To do this, you will create another IP interface on the same or another physical Ethernet to communicate with the rest of your LAN (as described in the instructions for a conventional 2-way cable modem). Of course this interface needs to have a different network number from the interface used to receive data from the cable modem. If your first Ethernet interface uses an IP Address in the range 192.168.0.x, you can't use an addresses from this range for your second Ethernet interface. You could use 192.168.100.x instead for example.

Up to this point, we have simply combined the instructions for using PPP and using a cable modem. Since we are sending upstream data via the PPP interface, we enable IP masquerading on this interface. If you want to setup your IPNetRouter connection for Internet sharing, more instruction is below. Do not proceed further if you do not have basic connectivity on the gateway.

Internet Sharing with One-Way Cablemodem
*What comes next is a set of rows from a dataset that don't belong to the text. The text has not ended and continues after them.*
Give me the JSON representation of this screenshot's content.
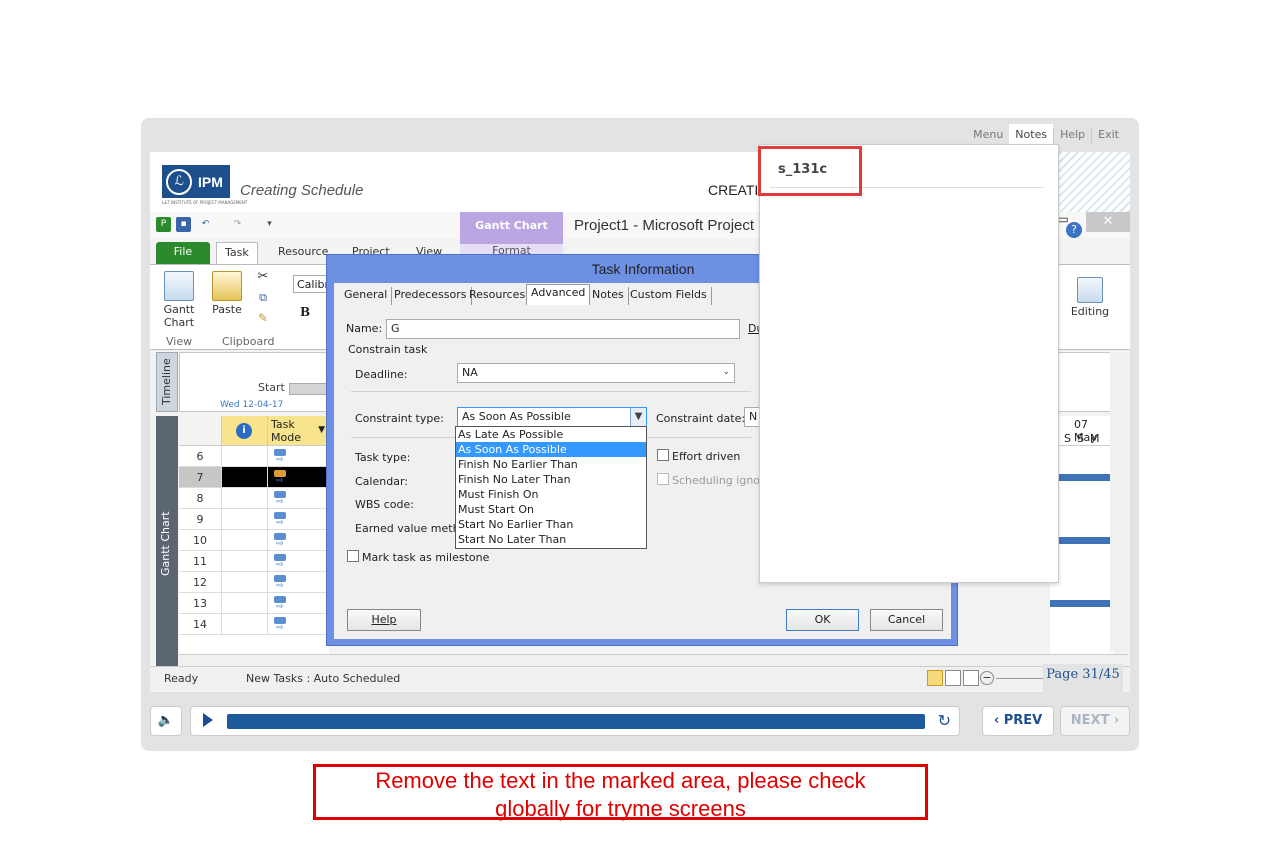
{
  "player": {
    "topnav": [
      "Menu",
      "Notes",
      "Help",
      "Exit"
    ],
    "active_nav": "Notes",
    "course_title": "Creating Schedule",
    "header_right": "CREATI",
    "page_counter": "Page 31/45",
    "prev_label": "PREV",
    "next_label": "NEXT"
  },
  "logo": {
    "text": "IPM",
    "sub": "L&T INSTITUTE OF PROJECT MANAGEMENT"
  },
  "msp": {
    "app_title": "Project1  -  Microsoft Project",
    "contextual_tab": "Gantt Chart Tools",
    "format_tab": "Format",
    "tabs": [
      "File",
      "Task",
      "Resource",
      "Project",
      "View"
    ],
    "ribbon": {
      "gantt_label": "Gantt",
      "chart_label": "Chart",
      "view_group": "View",
      "paste_label": "Paste",
      "clipboard_group": "Clipboard",
      "font_name": "Calibr",
      "bold": "B",
      "editing_label": "Editing"
    },
    "timeline": {
      "label": "Timeline",
      "start": "Start",
      "date": "Wed 12-04-17"
    },
    "gantt": {
      "label": "Gantt Chart",
      "col_info": "i",
      "col_mode": "Task Mode",
      "rows": [
        "6",
        "7",
        "8",
        "9",
        "10",
        "11",
        "12",
        "13",
        "14"
      ],
      "selected_row": "7",
      "timescale_top": "07 May",
      "timescale_days": [
        "S",
        "S",
        "M"
      ]
    },
    "status": {
      "ready": "Ready",
      "new_tasks": "New Tasks : Auto Scheduled"
    }
  },
  "dialog": {
    "title": "Task Information",
    "tabs": [
      "General",
      "Predecessors",
      "Resources",
      "Advanced",
      "Notes",
      "Custom Fields"
    ],
    "active_tab": "Advanced",
    "name_label": "Name:",
    "name_value": "G",
    "duration_label": "Du",
    "constrain_group": "Constrain task",
    "deadline_label": "Deadline:",
    "deadline_value": "NA",
    "constraint_type_label": "Constraint type:",
    "constraint_type_value": "As Soon As Possible",
    "constraint_date_label": "Constraint date:",
    "constraint_date_value": "N",
    "task_type_label": "Task type:",
    "calendar_label": "Calendar:",
    "wbs_label": "WBS code:",
    "evm_label": "Earned value method",
    "effort_driven": "Effort driven",
    "scheduling_ignores": "Scheduling ignores",
    "milestone": "Mark task as milestone",
    "help": "Help",
    "ok": "OK",
    "cancel": "Cancel",
    "constraint_options": [
      "As Late As Possible",
      "As Soon As Possible",
      "Finish No Earlier Than",
      "Finish No Later Than",
      "Must Finish On",
      "Must Start On",
      "Start No Earlier Than",
      "Start No Later Than"
    ],
    "selected_option": "As Soon As Possible"
  },
  "notes": {
    "slide_id": "s_131c"
  },
  "instruction": {
    "line1": "Remove the text in the marked area, please check",
    "line2": "globally for tryme screens"
  },
  "colors": {
    "accent": "#1f5a9c",
    "highlight_red": "#e00000",
    "dialog_frame": "#6d8fe4"
  }
}
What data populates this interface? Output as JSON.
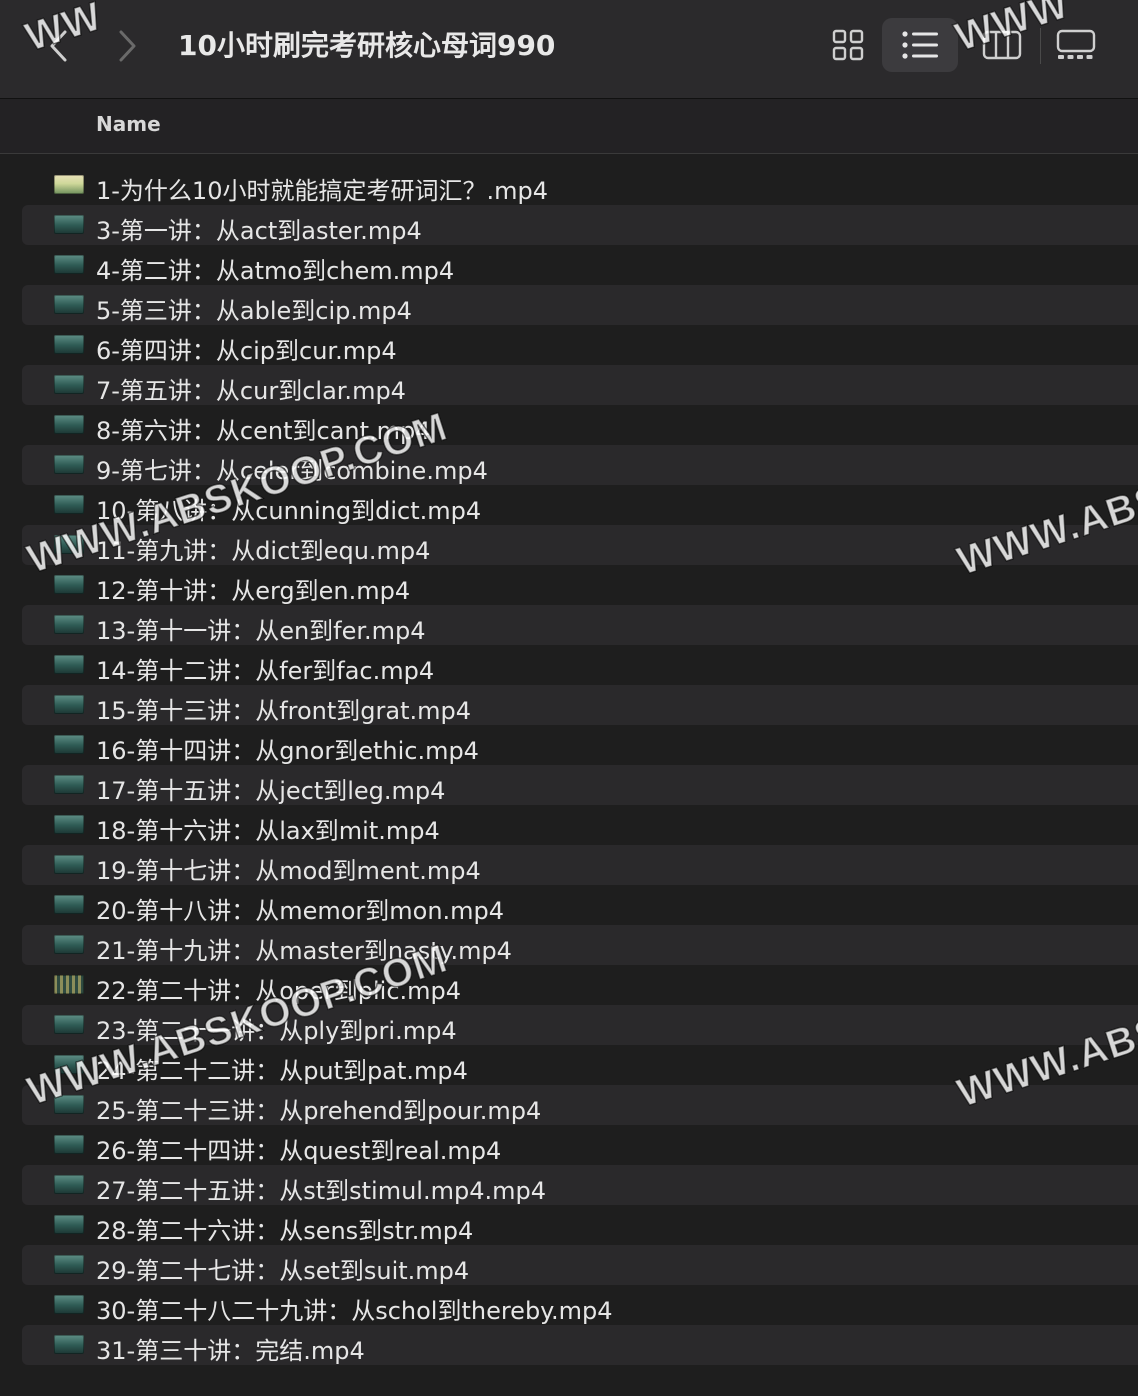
{
  "window": {
    "title": "10小时刷完考研核心母词990"
  },
  "toolbar": {
    "back_icon": "chevron-left-icon",
    "forward_icon": "chevron-right-icon",
    "views": [
      "icon-view",
      "list-view",
      "column-view",
      "gallery-view"
    ],
    "selected_view": "list-view"
  },
  "list_header": {
    "name_label": "Name"
  },
  "files": [
    {
      "name": "1-为什么10小时就能搞定考研词汇？.mp4"
    },
    {
      "name": "3-第一讲：从act到aster.mp4"
    },
    {
      "name": "4-第二讲：从atmo到chem.mp4"
    },
    {
      "name": "5-第三讲：从able到cip.mp4"
    },
    {
      "name": "6-第四讲：从cip到cur.mp4"
    },
    {
      "name": "7-第五讲：从cur到clar.mp4"
    },
    {
      "name": "8-第六讲：从cent到cant.mp4"
    },
    {
      "name": "9-第七讲：从celer到combine.mp4"
    },
    {
      "name": "10-第八讲：从cunning到dict.mp4"
    },
    {
      "name": "11-第九讲：从dict到equ.mp4"
    },
    {
      "name": "12-第十讲：从erg到en.mp4"
    },
    {
      "name": "13-第十一讲：从en到fer.mp4"
    },
    {
      "name": "14-第十二讲：从fer到fac.mp4"
    },
    {
      "name": "15-第十三讲：从front到grat.mp4"
    },
    {
      "name": "16-第十四讲：从gnor到ethic.mp4"
    },
    {
      "name": "17-第十五讲：从ject到leg.mp4"
    },
    {
      "name": "18-第十六讲：从lax到mit.mp4"
    },
    {
      "name": "19-第十七讲：从mod到ment.mp4"
    },
    {
      "name": "20-第十八讲：从memor到mon.mp4"
    },
    {
      "name": "21-第十九讲：从master到nasty.mp4"
    },
    {
      "name": "22-第二十讲：从oper到plic.mp4"
    },
    {
      "name": "23-第二十一讲：从ply到pri.mp4"
    },
    {
      "name": "24-第二十二讲：从put到pat.mp4"
    },
    {
      "name": "25-第二十三讲：从prehend到pour.mp4"
    },
    {
      "name": "26-第二十四讲：从quest到real.mp4"
    },
    {
      "name": "27-第二十五讲：从st到stimul.mp4.mp4"
    },
    {
      "name": "28-第二十六讲：从sens到str.mp4"
    },
    {
      "name": "29-第二十七讲：从set到suit.mp4"
    },
    {
      "name": "30-第二十八二十九讲：从schol到thereby.mp4"
    },
    {
      "name": "31-第三十讲：完结.mp4"
    }
  ],
  "watermark": {
    "text": "WWW.ABSKOOP.COM",
    "partial": "WWW.ABS",
    "top_left": "WW",
    "top_right": "WWW"
  },
  "colors": {
    "background": "#1e1e1e",
    "toolbar": "#2b2a2c",
    "row_alt": "#2a292b",
    "text": "#e6e6e6",
    "selected_view_bg": "#3c3b3e"
  }
}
The tricky part is that we need to reverse the NAT (Network Address Translation) process for packets received on the first Ethernet interface as opposed to the PPP interface where masquerading has been enabled. IPNetRouter provides a switch called "TR Cable Modem" for this purpose (refer to the help text for the Gateway Window). It enables NAT for packets received on other interfaces.

Notice you may need to restart once to give Open Transport a chance to build your Ethernet link stream with the supplied OTModl$Proxy shared library. I recommend that you install IPNetMonitor, available from our website, and verify that you can monitor IP traffic on your Ethernet interface using the Monitor Window. This insures OTModl$Proxy has been successfully inserted into your Ethernet link stream.

The last step is to configure any hosts on your LAN to use the machine running IPNetRouter as their Internet Gateway. You do this by giving them IP Addresses in the same network range as the second Ethernet IP interface you created above, and setting their Router Address to the IP Address of your second Ethernet interface on your gateway. You will also need to specify an appropriate Subnet Mask and Name Server Address for these machines (use the same Name Server Address as for your gateway machine that should have been given to you by your ISP).

That's it. You are ready to enjoy surfing the web from any machine on your LAN using your One Way Cable modem.

Peter Sichel
April 12, 1999